## [Work required]
Collect the lines of the entries where "this" shows up.

## [The data]
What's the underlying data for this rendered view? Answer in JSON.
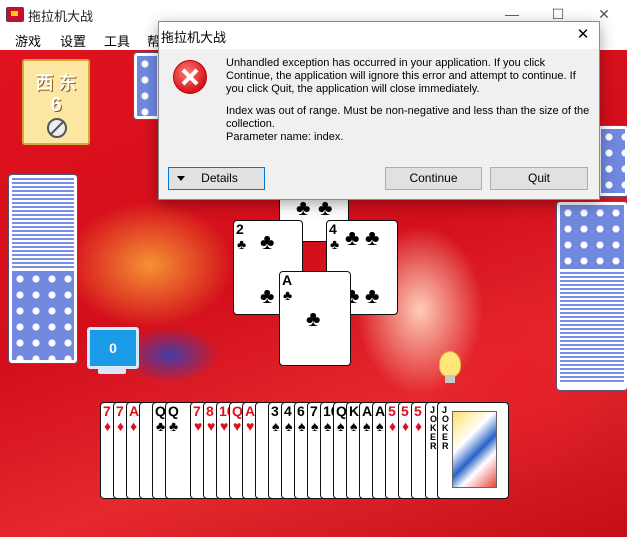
{
  "window": {
    "title": "拖拉机大战",
    "controls": [
      "—",
      "☐",
      "✕"
    ]
  },
  "menu": {
    "items": [
      "游戏",
      "设置",
      "工具",
      "帮"
    ]
  },
  "game": {
    "tile": {
      "top": "西 东",
      "number": "6"
    },
    "monitor_value": "0",
    "center_cards": [
      {
        "rank": "2",
        "suit": "♣"
      },
      {
        "rank": "4",
        "suit": "♣"
      },
      {
        "rank": "A",
        "suit": "♣"
      },
      {
        "rank": "",
        "suit": "♣"
      }
    ],
    "hand": [
      {
        "rank": "7",
        "suit": "♦",
        "color": "red"
      },
      {
        "rank": "7",
        "suit": "♦",
        "color": "red"
      },
      {
        "rank": "A",
        "suit": "♦",
        "color": "red"
      },
      {
        "rank": "",
        "suit": "",
        "color": "red"
      },
      {
        "rank": "Q",
        "suit": "♣",
        "color": "black"
      },
      {
        "rank": "Q",
        "suit": "♣",
        "color": "black"
      },
      {
        "rank": "7",
        "suit": "♥",
        "color": "red"
      },
      {
        "rank": "8",
        "suit": "♥",
        "color": "red"
      },
      {
        "rank": "10",
        "suit": "♥",
        "color": "red"
      },
      {
        "rank": "Q",
        "suit": "♥",
        "color": "red"
      },
      {
        "rank": "A",
        "suit": "♥",
        "color": "red"
      },
      {
        "rank": "",
        "suit": "",
        "color": "black"
      },
      {
        "rank": "3",
        "suit": "♠",
        "color": "black"
      },
      {
        "rank": "4",
        "suit": "♠",
        "color": "black"
      },
      {
        "rank": "6",
        "suit": "♠",
        "color": "black"
      },
      {
        "rank": "7",
        "suit": "♠",
        "color": "black"
      },
      {
        "rank": "10",
        "suit": "♠",
        "color": "black"
      },
      {
        "rank": "Q",
        "suit": "♠",
        "color": "black"
      },
      {
        "rank": "K",
        "suit": "♠",
        "color": "black"
      },
      {
        "rank": "A",
        "suit": "♠",
        "color": "black"
      },
      {
        "rank": "A",
        "suit": "♠",
        "color": "black"
      },
      {
        "rank": "5",
        "suit": "♦",
        "color": "red"
      },
      {
        "rank": "5",
        "suit": "♦",
        "color": "red"
      },
      {
        "rank": "5",
        "suit": "♦",
        "color": "red"
      }
    ],
    "jokers": [
      {
        "word": "JOKER",
        "color": "black"
      },
      {
        "word": "JOKER",
        "color": "black"
      }
    ]
  },
  "dialog": {
    "title": "拖拉机大战",
    "close": "✕",
    "message1": "Unhandled exception has occurred in your application. If you click Continue, the application will ignore this error and attempt to continue. If you click Quit, the application will close immediately.",
    "message2a": "Index was out of range. Must be non-negative and less than the size of the collection.",
    "message2b": "Parameter name: index.",
    "details_label": "Details",
    "continue_label": "Continue",
    "quit_label": "Quit"
  },
  "colors": {
    "table_red": "#d30f1b",
    "card_back_blue": "#7089df",
    "dialog_bg": "#f0f0f0",
    "focus_blue": "#0078d7"
  }
}
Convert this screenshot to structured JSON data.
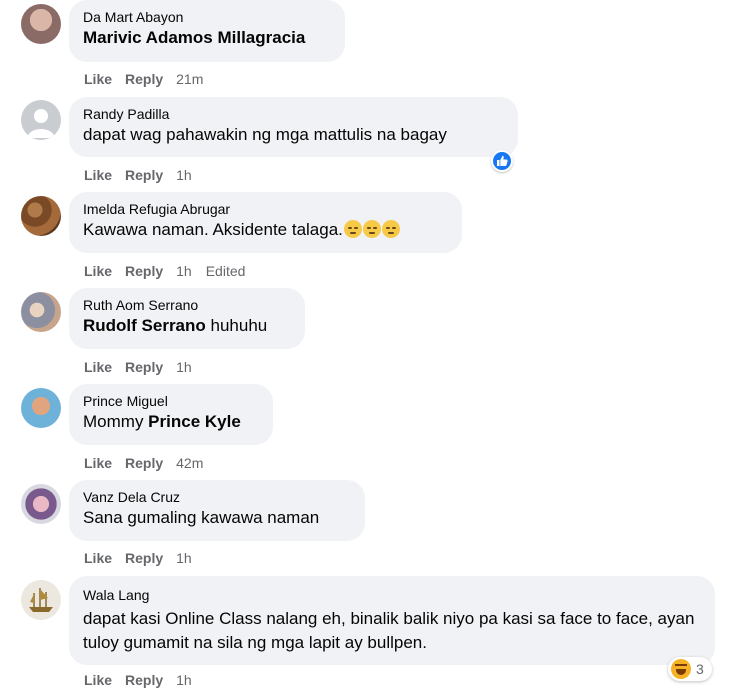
{
  "actions": {
    "like": "Like",
    "reply": "Reply"
  },
  "comments": [
    {
      "author": "Da Mart Abayon",
      "parts": [
        {
          "text": "Marivic Adamos Millagracia",
          "mention": true
        }
      ],
      "time": "21m",
      "edited": ""
    },
    {
      "author": "Randy Padilla",
      "parts": [
        {
          "text": "dapat wag pahawakin ng mga mattulis na bagay",
          "mention": false
        }
      ],
      "time": "1h",
      "edited": ""
    },
    {
      "author": "Imelda Refugia Abrugar",
      "parts": [
        {
          "text": "Kawawa naman. Aksidente talaga.",
          "mention": false
        }
      ],
      "emojis": [
        "pensive-face-icon",
        "pensive-face-icon",
        "pensive-face-icon"
      ],
      "time": "1h",
      "edited": "Edited"
    },
    {
      "author": "Ruth Aom Serrano",
      "parts": [
        {
          "text": "Rudolf Serrano",
          "mention": true
        },
        {
          "text": " huhuhu",
          "mention": false
        }
      ],
      "time": "1h",
      "edited": ""
    },
    {
      "author": "Prince Miguel",
      "parts": [
        {
          "text": "Mommy ",
          "mention": false
        },
        {
          "text": "Prince Kyle",
          "mention": true
        }
      ],
      "time": "42m",
      "edited": ""
    },
    {
      "author": "Vanz Dela Cruz",
      "parts": [
        {
          "text": "Sana gumaling kawawa naman",
          "mention": false
        }
      ],
      "time": "1h",
      "edited": ""
    },
    {
      "author": "Wala Lang",
      "parts": [
        {
          "text": "dapat kasi Online Class nalang eh, binalik balik niyo pa kasi sa face to face, ayan tuloy gumamit na sila ng mga lapit ay bullpen.",
          "mention": false
        }
      ],
      "time": "1h",
      "edited": ""
    }
  ],
  "reactions": {
    "like_badge_icon": "thumbs-up-icon",
    "haha_icon": "haha-icon",
    "haha_count": "3"
  },
  "colors": {
    "bubble": "#f0f2f5",
    "meta_text": "#65676b",
    "like_blue": "#1877f2"
  }
}
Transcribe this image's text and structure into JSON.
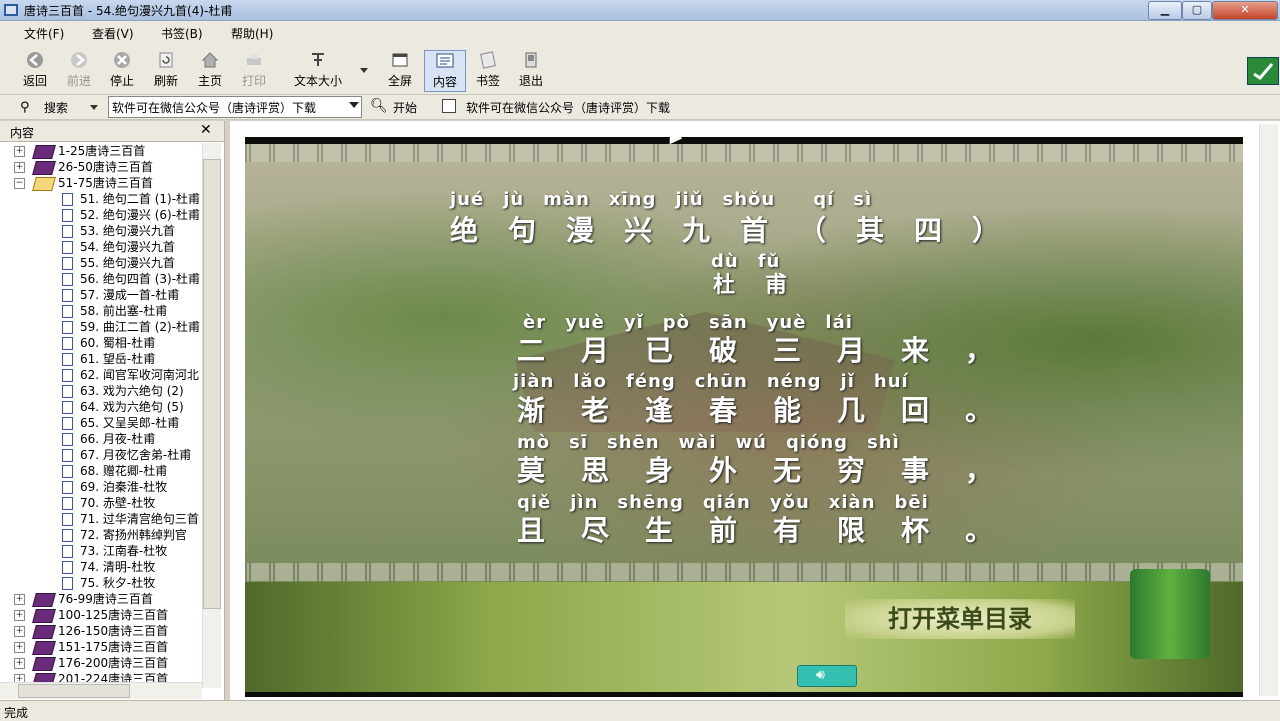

## [Written reply]
What's the underlying data for this rendered view? Answer in JSON.
    "message1": "Unhandled exception has occurred in your application. If you click Continue, the application will ignore this error and attempt to continue. If you click Quit, the application will close immediately.",
Convert this screenshot to structured JSON data.
Transcribe this image's text and structure into JSON.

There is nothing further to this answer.